WHAT YOU ARE ASKED TO DO: Lines holding the word "Kali" in the following material must be counted; give only the resulting number.
*** Begin section ***
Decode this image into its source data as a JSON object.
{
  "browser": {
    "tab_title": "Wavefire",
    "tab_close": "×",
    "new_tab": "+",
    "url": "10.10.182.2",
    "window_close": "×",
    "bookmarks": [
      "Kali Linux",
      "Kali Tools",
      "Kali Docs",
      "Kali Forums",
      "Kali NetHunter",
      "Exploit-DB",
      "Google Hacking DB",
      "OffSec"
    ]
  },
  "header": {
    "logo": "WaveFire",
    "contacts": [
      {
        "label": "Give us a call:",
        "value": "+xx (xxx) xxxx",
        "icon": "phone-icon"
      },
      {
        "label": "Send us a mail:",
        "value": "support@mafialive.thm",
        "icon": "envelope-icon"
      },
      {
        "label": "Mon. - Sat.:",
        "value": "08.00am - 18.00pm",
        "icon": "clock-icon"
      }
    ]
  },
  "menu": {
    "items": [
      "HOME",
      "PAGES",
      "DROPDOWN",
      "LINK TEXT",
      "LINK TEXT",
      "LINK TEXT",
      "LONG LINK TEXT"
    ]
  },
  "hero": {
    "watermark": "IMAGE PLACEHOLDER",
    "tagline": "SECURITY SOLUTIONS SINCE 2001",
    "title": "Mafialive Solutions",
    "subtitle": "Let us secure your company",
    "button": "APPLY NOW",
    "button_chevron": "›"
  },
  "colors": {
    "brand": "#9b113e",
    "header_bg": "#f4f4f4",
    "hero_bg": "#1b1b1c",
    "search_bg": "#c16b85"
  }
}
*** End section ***
FINISHED EXERCISE: 5